War and Politics. I

I War Against Consumption.


Uangorse Eisteddfod. I

INo More tndigestion.I

I County Trtbuna!s


Remarkable Hay Boy.!
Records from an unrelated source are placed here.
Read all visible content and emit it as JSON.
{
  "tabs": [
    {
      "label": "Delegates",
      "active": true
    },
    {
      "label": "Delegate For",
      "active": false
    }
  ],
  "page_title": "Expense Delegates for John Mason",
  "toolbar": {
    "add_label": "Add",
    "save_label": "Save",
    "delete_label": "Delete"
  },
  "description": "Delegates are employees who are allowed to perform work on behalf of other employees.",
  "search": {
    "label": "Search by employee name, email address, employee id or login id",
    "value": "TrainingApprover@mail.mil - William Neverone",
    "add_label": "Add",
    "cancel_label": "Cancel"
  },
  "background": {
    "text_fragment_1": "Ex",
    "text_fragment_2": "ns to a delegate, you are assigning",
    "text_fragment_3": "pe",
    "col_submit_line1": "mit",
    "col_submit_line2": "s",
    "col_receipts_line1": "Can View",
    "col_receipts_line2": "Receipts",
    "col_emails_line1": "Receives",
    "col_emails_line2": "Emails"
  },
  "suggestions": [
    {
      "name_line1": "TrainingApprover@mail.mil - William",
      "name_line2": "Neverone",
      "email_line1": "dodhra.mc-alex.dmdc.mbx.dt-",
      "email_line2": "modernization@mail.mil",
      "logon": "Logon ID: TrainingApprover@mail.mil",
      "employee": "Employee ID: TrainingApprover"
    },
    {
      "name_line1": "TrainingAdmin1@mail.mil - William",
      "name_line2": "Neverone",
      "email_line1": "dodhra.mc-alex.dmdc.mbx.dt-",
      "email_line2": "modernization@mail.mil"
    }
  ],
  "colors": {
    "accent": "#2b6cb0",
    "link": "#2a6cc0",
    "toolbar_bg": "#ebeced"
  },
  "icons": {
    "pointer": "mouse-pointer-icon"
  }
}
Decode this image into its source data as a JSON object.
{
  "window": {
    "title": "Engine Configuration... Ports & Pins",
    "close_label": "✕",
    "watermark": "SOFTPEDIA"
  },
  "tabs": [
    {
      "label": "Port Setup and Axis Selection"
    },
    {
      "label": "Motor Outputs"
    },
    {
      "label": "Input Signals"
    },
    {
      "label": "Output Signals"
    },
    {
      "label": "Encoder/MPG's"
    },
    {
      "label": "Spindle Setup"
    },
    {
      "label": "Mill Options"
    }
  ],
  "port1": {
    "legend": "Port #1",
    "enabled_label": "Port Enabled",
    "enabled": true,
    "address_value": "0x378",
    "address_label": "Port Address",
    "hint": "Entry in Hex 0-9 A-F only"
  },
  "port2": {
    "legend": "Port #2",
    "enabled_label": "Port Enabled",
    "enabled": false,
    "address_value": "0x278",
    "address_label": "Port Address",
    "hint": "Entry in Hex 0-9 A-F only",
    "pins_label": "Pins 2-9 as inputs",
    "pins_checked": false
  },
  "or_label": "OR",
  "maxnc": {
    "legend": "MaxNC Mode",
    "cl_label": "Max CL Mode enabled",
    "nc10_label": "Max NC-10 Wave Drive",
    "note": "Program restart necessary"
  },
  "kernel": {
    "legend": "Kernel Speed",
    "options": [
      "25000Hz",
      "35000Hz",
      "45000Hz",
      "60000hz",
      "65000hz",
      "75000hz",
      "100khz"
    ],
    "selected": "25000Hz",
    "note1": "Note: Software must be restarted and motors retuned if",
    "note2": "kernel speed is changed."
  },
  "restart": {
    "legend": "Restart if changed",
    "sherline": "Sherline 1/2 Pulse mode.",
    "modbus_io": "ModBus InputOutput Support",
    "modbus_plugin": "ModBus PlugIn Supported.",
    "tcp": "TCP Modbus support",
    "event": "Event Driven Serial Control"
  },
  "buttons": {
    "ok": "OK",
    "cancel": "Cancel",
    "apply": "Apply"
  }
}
Remarkable Hay Boy.! Shot from Back to Front. I ASKED FOR SERGT. RHYS HARDING. I GRAPHIC R.A.M.C. STORY. I Under date, 7th inst.. Mr Hhys Harding, form- erly of Hay, wrot<* Mr T. Stokoe: (Hay) as fol- lows :—"Very many thanks for your long and in- teresting letter which I received when I was up in the zone of action for a week's practical in- struction. It was quite, a link with old times' to read all your news. It is not often I get tetters like yours, and you can't'realise how much one appreciates a "newsy" letter. I have had what you might call my baptism of ure,' and, although things are fairly quiet now 'up the line,' stilt they were sufficiently lively for my taste. The base of operations of a field am- bulance is the main dressing station. This re- ceives cases from the advanced dressing station which (in the case of the field ambulance to which I was attached) is fed by three first aid posts which are situated in the reserve trenches, and are in charge of the regimental medical officers. Two, or more bearers of the R.A.M.C. are always ready at the first aid posts to bring the wounded down to the A.D.S., and, as they use wheeled down to the A. D the ?istance, they are not stretchers, owing to the distance, they are not able to come down by the communication trenches, but must use the road. The particular road our bearers used was swept every night from sunset to daybreak by a German machine gun, aptly christened by one of our chaps 'the Prudential man,' because he's always knocking at the door. Even the infantry men admit that our bearers have a mighty dangerous job, in fact, they say it is safer in the first line trenches if you keep Nc)ur head down. Of course, the bearers are relieved every twenty four hours, and it was one of my jobs to go with a party round the three posts. Some of the old stagers told me it w&s a quiet morning, but what, with our own and German shells exchanging com- pliments over our heads and occasional snipers potting, not to mention our anti-aircraft guns barking at some trespassers over our lines the peaceful quietness was not very marked. A number of cases were brought down during the time that we were there and some were rather serious. One man. In particular, had been shot through the left. femoral artery, and had bled considerably before being picked up. The M.O. at the A.D.S. worked from 3 o'clock in the morn- ing until 12 noon to get the man strong enough for amputation, and then they almost gave up hope. but. at last, it was decided to evacuate him to the Co. 's cleajing station, and I have hea.rd since that a successful operation was performed. and the man is getting on well. That sort of thing makes one proud to be a member of the R.A.M.C I am now looking after a scubies hospital until we go into action.. It isn't a very savoury job, but I suppose it is a part of the 'bit' that we are out here to do. Another section of this ambulance has just re- turned from a week's instruction 'up the lim.' and a remarkable thing occurred. While two of our chaps were waiting for cases at a first aid post. when a, youngster walked in carrying part of his kit. They asked what he wanted and he said "the beggars have shot me." They took him down to the A.D.S., where, on examination. they found he had been shot through from back to front, glancing round his ribs, missing his heart but apparently piercing the lung. While they were dressing him he enquired if they knew me. When they told him they did he asked them to remember Bernard Jones to me, and his whole anxiety was to know whether he would be sent down to where I was. The M.O. said he was the pluckiest lad who had ever passed through his hands. I think he wi!! get on alright. He will probably oe sent home. It is a curious coinci- dence. I have been trying to find him ever since we have been over here and we were within a few miles of each other a-H the time, and then some of our chaps were the first to attend to him."

From the Pouttry Yard.I !…